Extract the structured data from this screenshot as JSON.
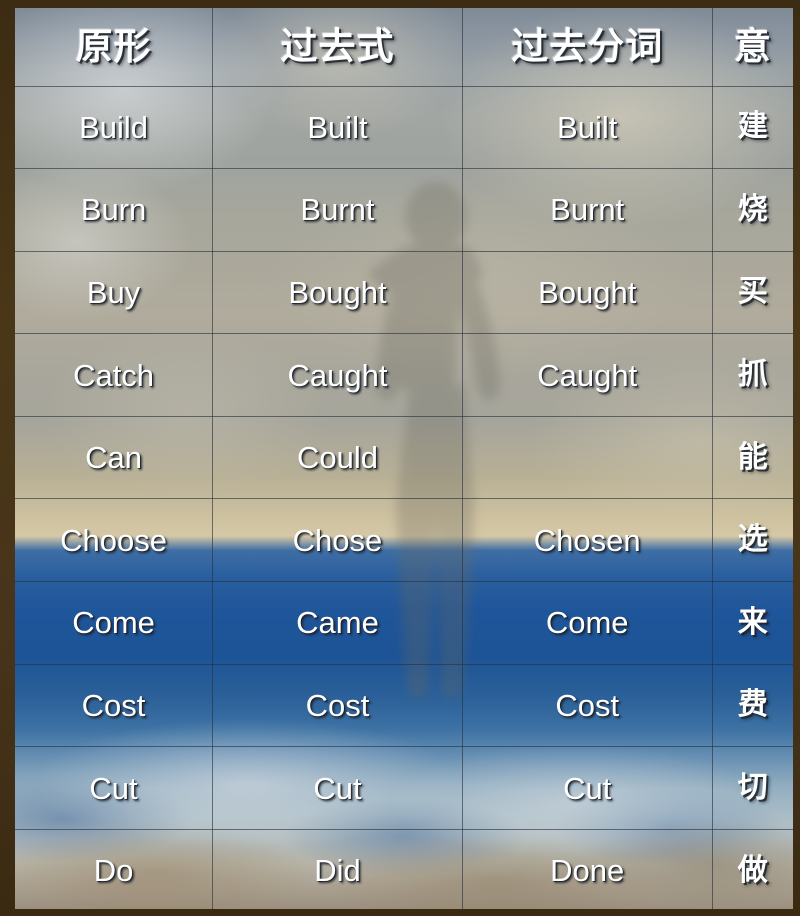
{
  "table": {
    "headers": [
      {
        "label": "原形",
        "key": "base"
      },
      {
        "label": "过去式",
        "key": "past"
      },
      {
        "label": "过去分词",
        "key": "participle"
      },
      {
        "label": "意",
        "key": "meaning"
      }
    ],
    "rows": [
      {
        "base": "Build",
        "past": "Built",
        "participle": "Built",
        "meaning": "建"
      },
      {
        "base": "Burn",
        "past": "Burnt",
        "participle": "Burnt",
        "meaning": "烧"
      },
      {
        "base": "Buy",
        "past": "Bought",
        "participle": "Bought",
        "meaning": "买"
      },
      {
        "base": "Catch",
        "past": "Caught",
        "participle": "Caught",
        "meaning": "抓"
      },
      {
        "base": "Can",
        "past": "Could",
        "participle": "",
        "meaning": "能"
      },
      {
        "base": "Choose",
        "past": "Chose",
        "participle": "Chosen",
        "meaning": "选"
      },
      {
        "base": "Come",
        "past": "Came",
        "participle": "Come",
        "meaning": "来"
      },
      {
        "base": "Cost",
        "past": "Cost",
        "participle": "Cost",
        "meaning": "费"
      },
      {
        "base": "Cut",
        "past": "Cut",
        "participle": "Cut",
        "meaning": "切"
      },
      {
        "base": "Do",
        "past": "Did",
        "participle": "Done",
        "meaning": "做"
      }
    ]
  },
  "style": {
    "text_color": "#ffffff",
    "grid_line_color": "#283040",
    "frame_color": "#46341a",
    "ocean_color": "#1f559a",
    "sand_color": "#d6c8a6",
    "sky_color": "#7e8b97"
  },
  "background": {
    "description": "beach-photo-backdrop",
    "silhouette_name": "figure-silhouette"
  }
}
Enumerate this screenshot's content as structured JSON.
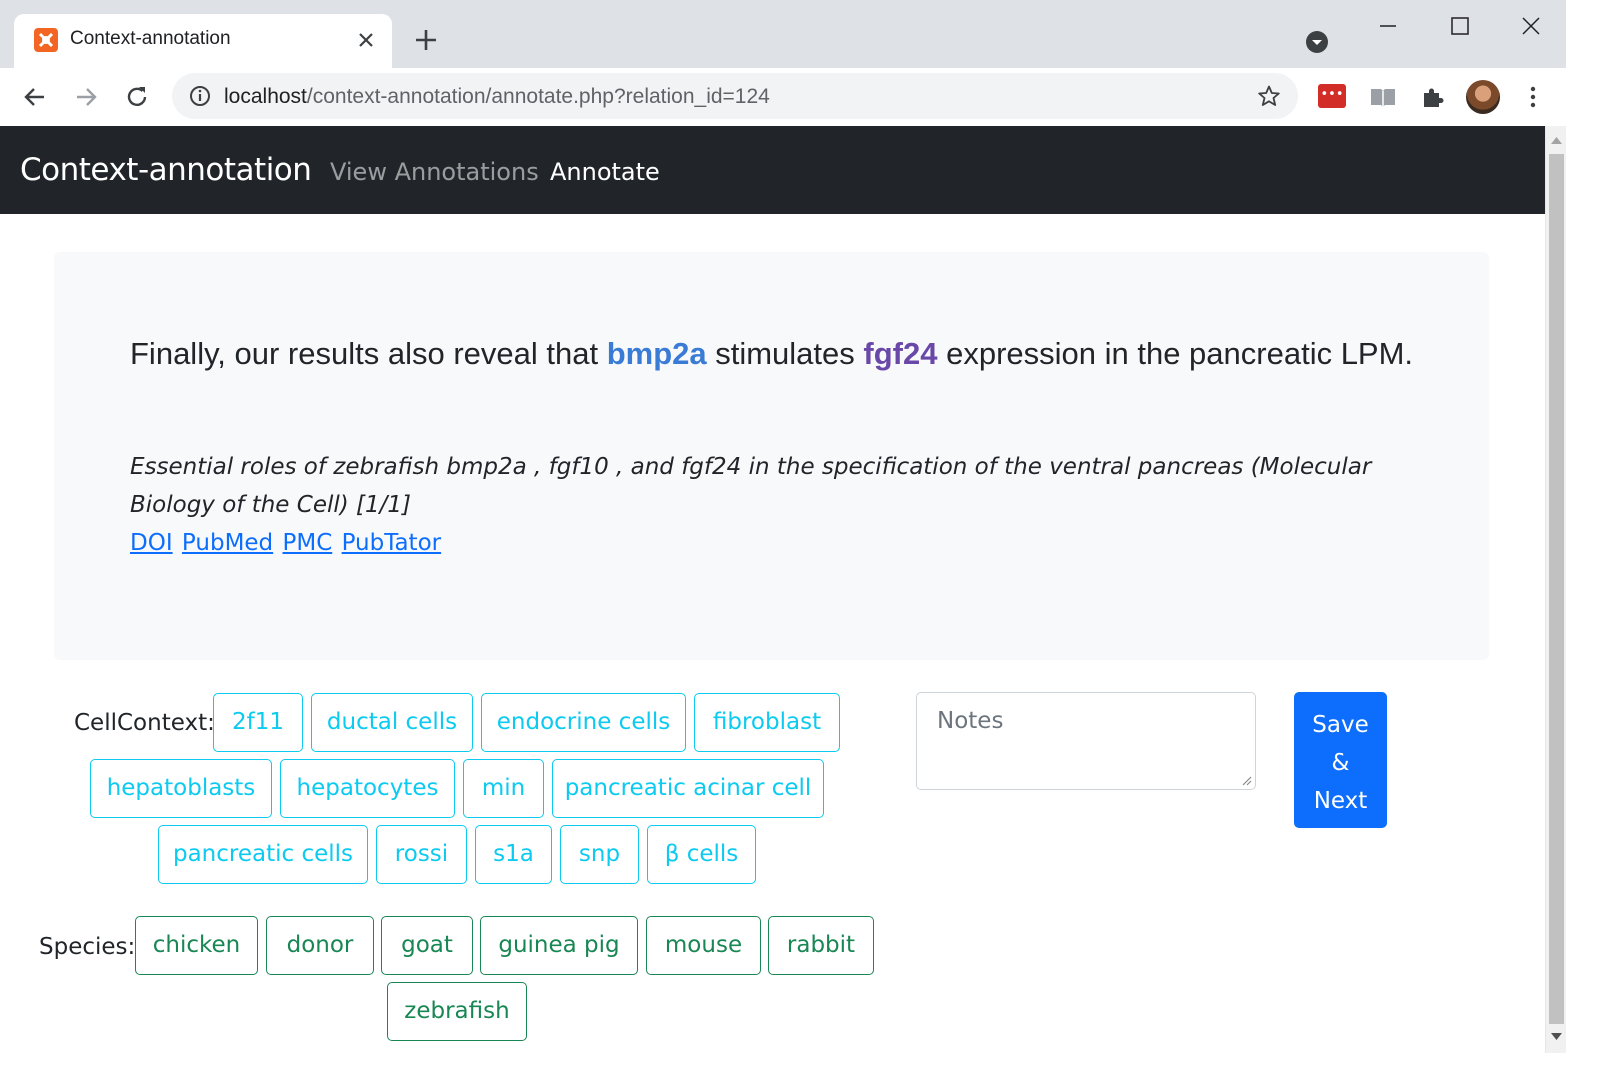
{
  "browser": {
    "tab_title": "Context-annotation",
    "url_host": "localhost",
    "url_path": "/context-annotation/annotate.php?relation_id=124",
    "lastpass_label": "•••"
  },
  "navbar": {
    "brand": "Context-annotation",
    "links": [
      {
        "label": "View Annotations"
      },
      {
        "label": "Annotate"
      }
    ]
  },
  "sentence": {
    "before": "Finally, our results also reveal that ",
    "gene_a": "bmp2a",
    "middle": " stimulates ",
    "gene_b": "fgf24",
    "after": " expression in the pancreatic LPM."
  },
  "paper": {
    "title": "Essential roles of zebrafish bmp2a , fgf10 , and fgf24 in the specification of the ventral pancreas (Molecular Biology of the Cell) [1/1]",
    "links": [
      "DOI",
      "PubMed",
      "PMC",
      "PubTator"
    ]
  },
  "cell_context": {
    "label": "CellContext:",
    "tags": [
      "2f11",
      "ductal cells",
      "endocrine cells",
      "fibroblast",
      "hepatoblasts",
      "hepatocytes",
      "min",
      "pancreatic acinar cell",
      "pancreatic cells",
      "rossi",
      "s1a",
      "snp",
      "β cells"
    ]
  },
  "species": {
    "label": "Species:",
    "tags": [
      "chicken",
      "donor",
      "goat",
      "guinea pig",
      "mouse",
      "rabbit",
      "zebrafish"
    ]
  },
  "notes": {
    "placeholder": "Notes"
  },
  "save_button": {
    "lines": [
      "Save",
      "&",
      "Next"
    ]
  },
  "colors": {
    "navbar_bg": "#212529",
    "gene_a": "#3a7bd5",
    "gene_b": "#6a48a8",
    "cell_tag": "#0dcaf0",
    "species_tag": "#198754",
    "primary": "#0d6efd"
  }
}
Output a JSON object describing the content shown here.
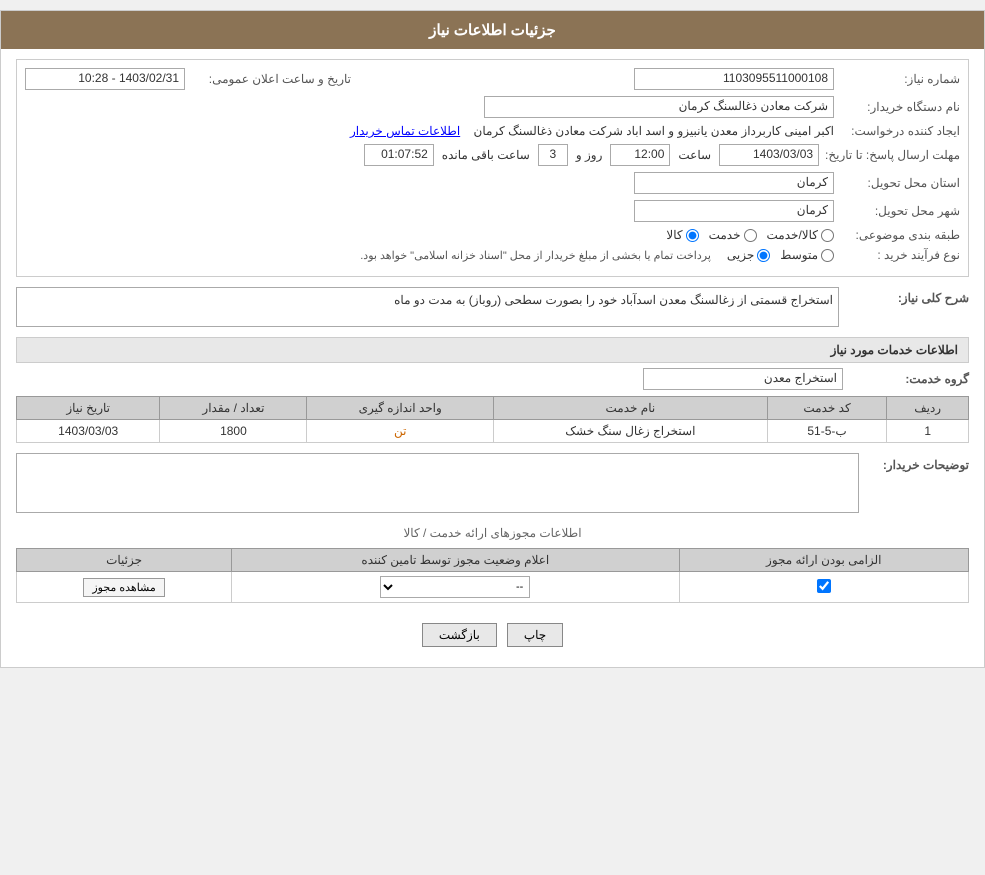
{
  "header": {
    "title": "جزئیات اطلاعات نیاز"
  },
  "fields": {
    "need_number_label": "شماره نیاز:",
    "need_number_value": "1103095511000108",
    "buyer_org_label": "نام دستگاه خریدار:",
    "buyer_org_value": "شرکت معادن ذغالسنگ کرمان",
    "creator_label": "ایجاد کننده درخواست:",
    "creator_value": "اکبر امینی کاربرداز معدن یانبیزو و اسد اباد شرکت معادن ذغالسنگ کرمان",
    "contact_link": "اطلاعات تماس خریدار",
    "deadline_label": "مهلت ارسال پاسخ: تا تاریخ:",
    "deadline_date": "1403/03/03",
    "deadline_time_label": "ساعت",
    "deadline_time": "12:00",
    "deadline_days_label": "روز و",
    "deadline_days": "3",
    "deadline_remaining_label": "ساعت باقی مانده",
    "deadline_remaining": "01:07:52",
    "announce_label": "تاریخ و ساعت اعلان عمومی:",
    "announce_value": "1403/02/31 - 10:28",
    "province_label": "استان محل تحویل:",
    "province_value": "کرمان",
    "city_label": "شهر محل تحویل:",
    "city_value": "کرمان",
    "category_label": "طبقه بندی موضوعی:",
    "category_kala": "کالا",
    "category_khedmat": "خدمت",
    "category_kala_khedmat": "کالا/خدمت",
    "purchase_type_label": "نوع فرآیند خرید :",
    "purchase_jozii": "جزیی",
    "purchase_motovaset": "متوسط",
    "purchase_note": "پرداخت تمام یا بخشی از مبلغ خریدار از محل \"اسناد خزانه اسلامی\" خواهد بود.",
    "general_desc_label": "شرح کلی نیاز:",
    "general_desc_value": "استخراج قسمتی از زغالسنگ معدن اسدآباد خود را بصورت سطحی (روباز)  به مدت دو ماه",
    "services_title": "اطلاعات خدمات مورد نیاز",
    "service_group_label": "گروه خدمت:",
    "service_group_value": "استخراج معدن"
  },
  "table": {
    "headers": [
      "ردیف",
      "کد خدمت",
      "نام خدمت",
      "واحد اندازه گیری",
      "تعداد / مقدار",
      "تاریخ نیاز"
    ],
    "rows": [
      {
        "row": "1",
        "code": "ب-5-51",
        "name": "استخراج زغال سنگ خشک",
        "unit": "تن",
        "qty": "1800",
        "date": "1403/03/03"
      }
    ]
  },
  "buyer_notes_label": "توضیحات خریدار:",
  "permits_section": {
    "divider_text": "اطلاعات مجوزهای ارائه خدمت / کالا",
    "headers": [
      "الزامی بودن ارائه مجوز",
      "اعلام وضعیت مجوز توسط تامین کننده",
      "جزئیات"
    ],
    "rows": [
      {
        "required": true,
        "status": "--",
        "details_btn": "مشاهده مجوز"
      }
    ]
  },
  "buttons": {
    "print": "چاپ",
    "back": "بازگشت"
  }
}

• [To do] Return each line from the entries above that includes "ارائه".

• [Written answer]
    "divider_text": "اطلاعات مجوزهای ارائه خدمت / کالا",
      "الزامی بودن ارائه مجوز",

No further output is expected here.